** Opening Raw data block **

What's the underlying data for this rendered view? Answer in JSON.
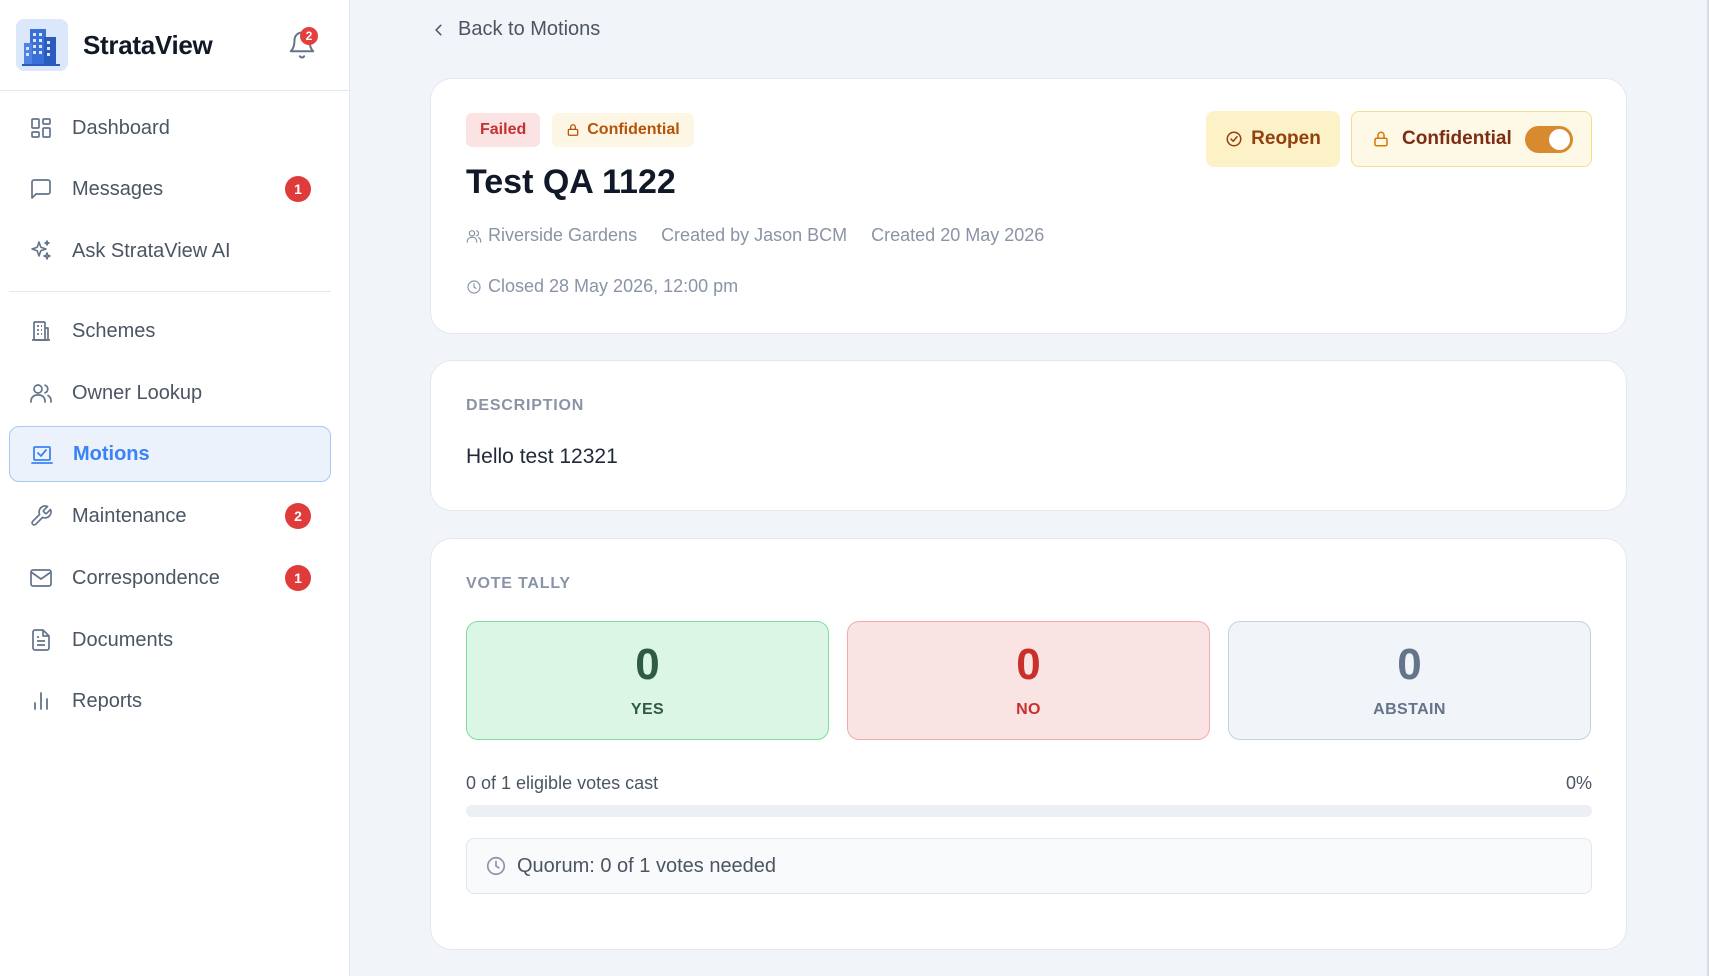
{
  "app": {
    "name": "StrataView",
    "notification_count": "2"
  },
  "sidebar": {
    "items": [
      {
        "label": "Dashboard",
        "icon": "dashboard-icon",
        "badge": ""
      },
      {
        "label": "Messages",
        "icon": "message-icon",
        "badge": "1"
      },
      {
        "label": "Ask StrataView AI",
        "icon": "sparkles-icon",
        "badge": ""
      },
      {
        "label": "Schemes",
        "icon": "building-icon",
        "badge": ""
      },
      {
        "label": "Owner Lookup",
        "icon": "users-icon",
        "badge": ""
      },
      {
        "label": "Motions",
        "icon": "vote-icon",
        "badge": "",
        "active": true
      },
      {
        "label": "Maintenance",
        "icon": "wrench-icon",
        "badge": "2"
      },
      {
        "label": "Correspondence",
        "icon": "mail-icon",
        "badge": "1"
      },
      {
        "label": "Documents",
        "icon": "document-icon",
        "badge": ""
      },
      {
        "label": "Reports",
        "icon": "bar-chart-icon",
        "badge": ""
      }
    ]
  },
  "main": {
    "back_label": "Back to Motions",
    "motion": {
      "status": "Failed",
      "confidential_badge": "Confidential",
      "title": "Test QA 1122",
      "scheme": "Riverside Gardens",
      "created_by": "Created by Jason BCM",
      "created_date": "Created 20 May 2026",
      "closed": "Closed 28 May 2026, 12:00 pm"
    },
    "actions": {
      "reopen_label": "Reopen",
      "confidential_label": "Confidential",
      "confidential_on": true
    },
    "description": {
      "label": "DESCRIPTION",
      "text": "Hello test 12321"
    },
    "tally": {
      "label": "VOTE TALLY",
      "yes": {
        "count": "0",
        "label": "YES"
      },
      "no": {
        "count": "0",
        "label": "NO"
      },
      "abstain": {
        "count": "0",
        "label": "ABSTAIN"
      },
      "votes_cast": "0 of 1 eligible votes cast",
      "percent": "0%",
      "progress_fraction": 0,
      "quorum": "Quorum: 0 of 1 votes needed"
    }
  },
  "colors": {
    "accent": "#3b82f6",
    "failed": "#c53030",
    "confidential": "#b45309",
    "toggle_on": "#d88a2f"
  }
}
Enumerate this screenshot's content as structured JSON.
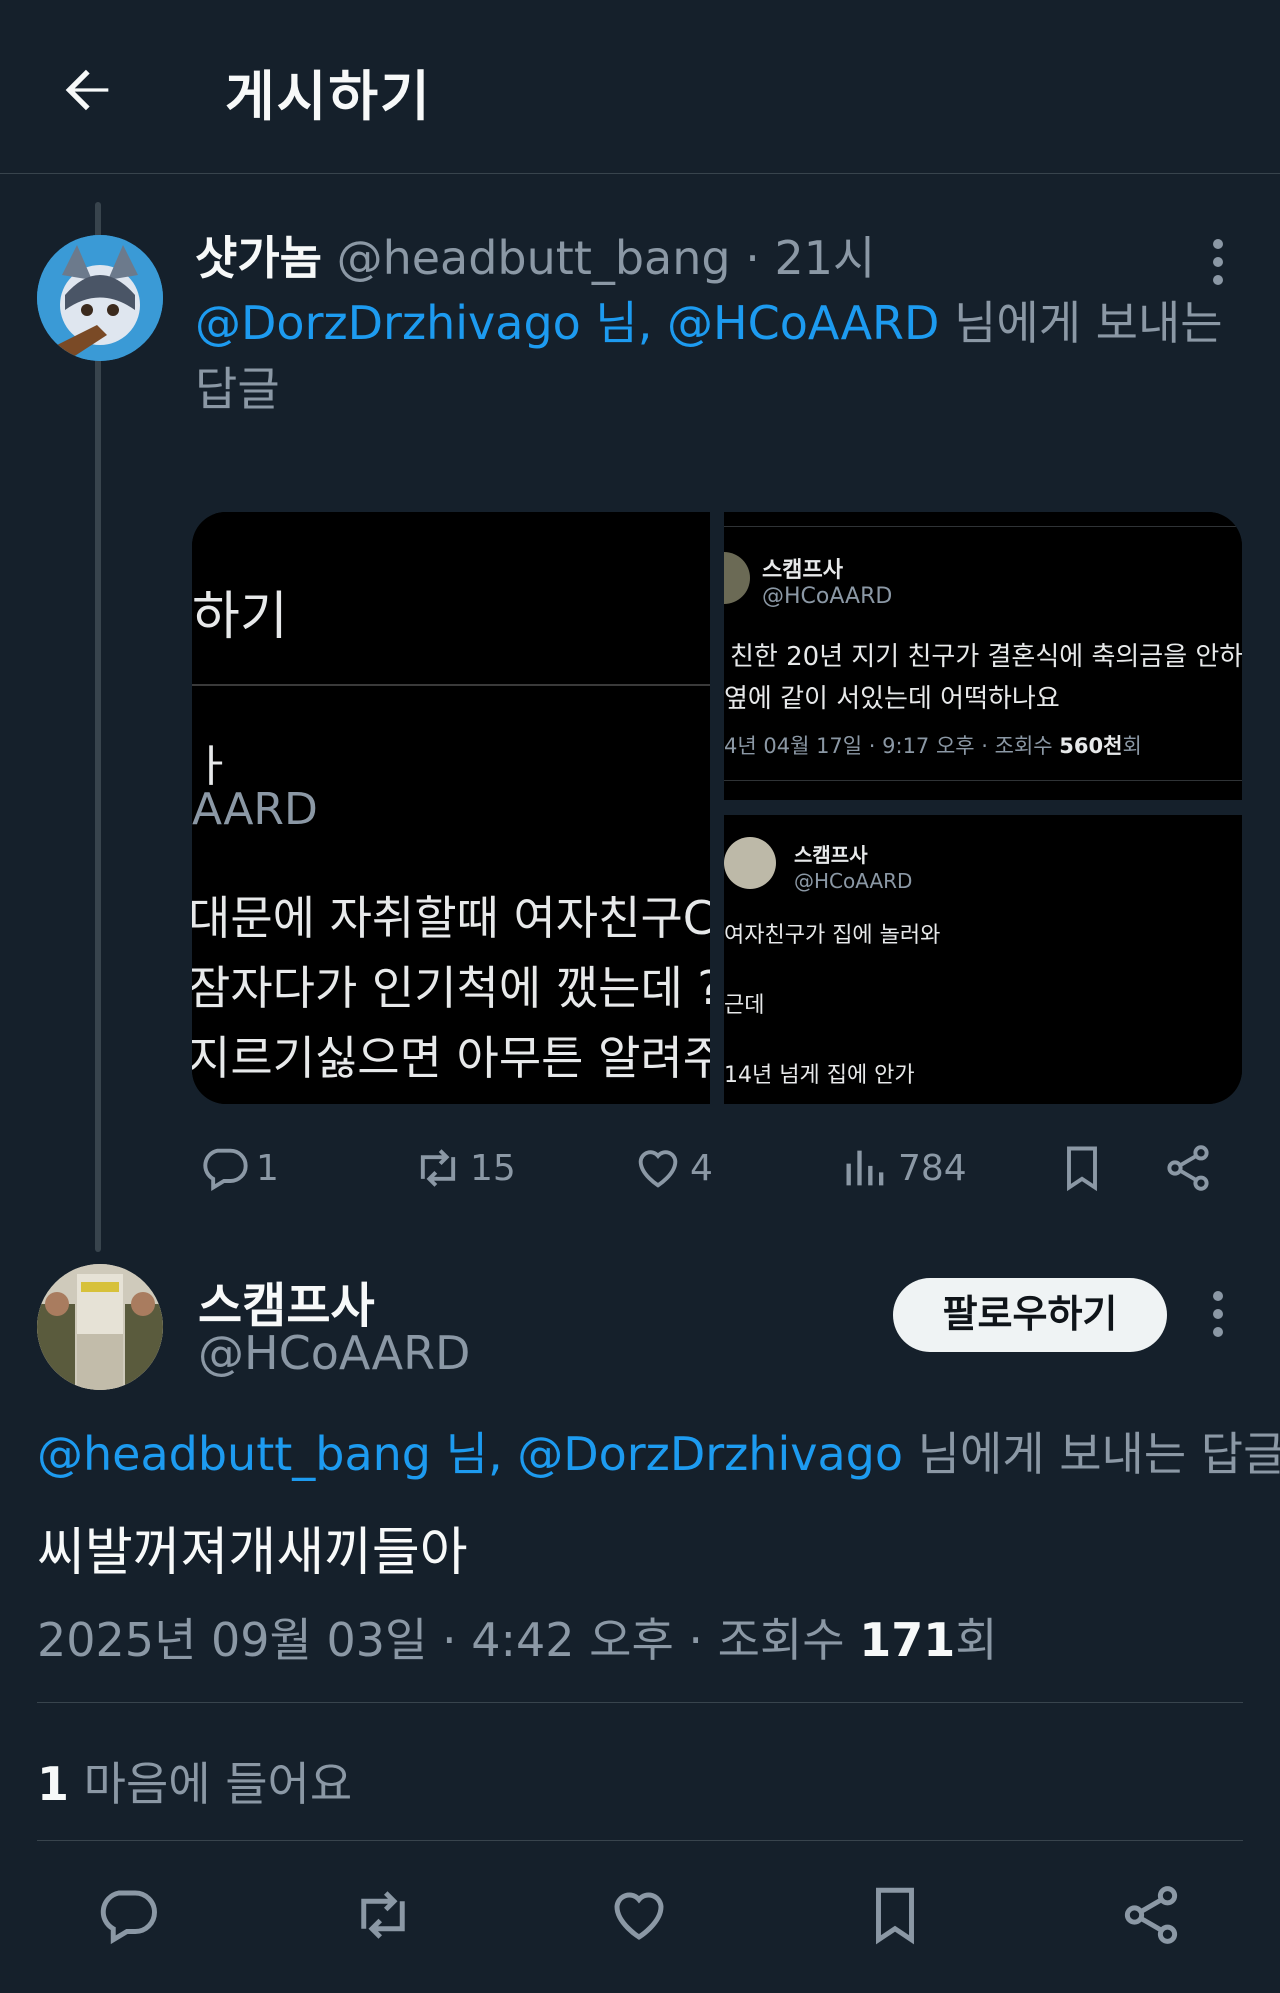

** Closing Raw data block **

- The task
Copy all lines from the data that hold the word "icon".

- Written response
        "icon": "dashboard-icon",
        "icon": "message-icon",
        "icon": "sparkles-icon",
        "icon": "building-icon",
        "icon": "users-icon",
        "icon": "vote-icon",
        "icon": "wrench-icon",
        "icon": "mail-icon",
        "icon": "document-icon",
        "icon": "bar-chart-icon",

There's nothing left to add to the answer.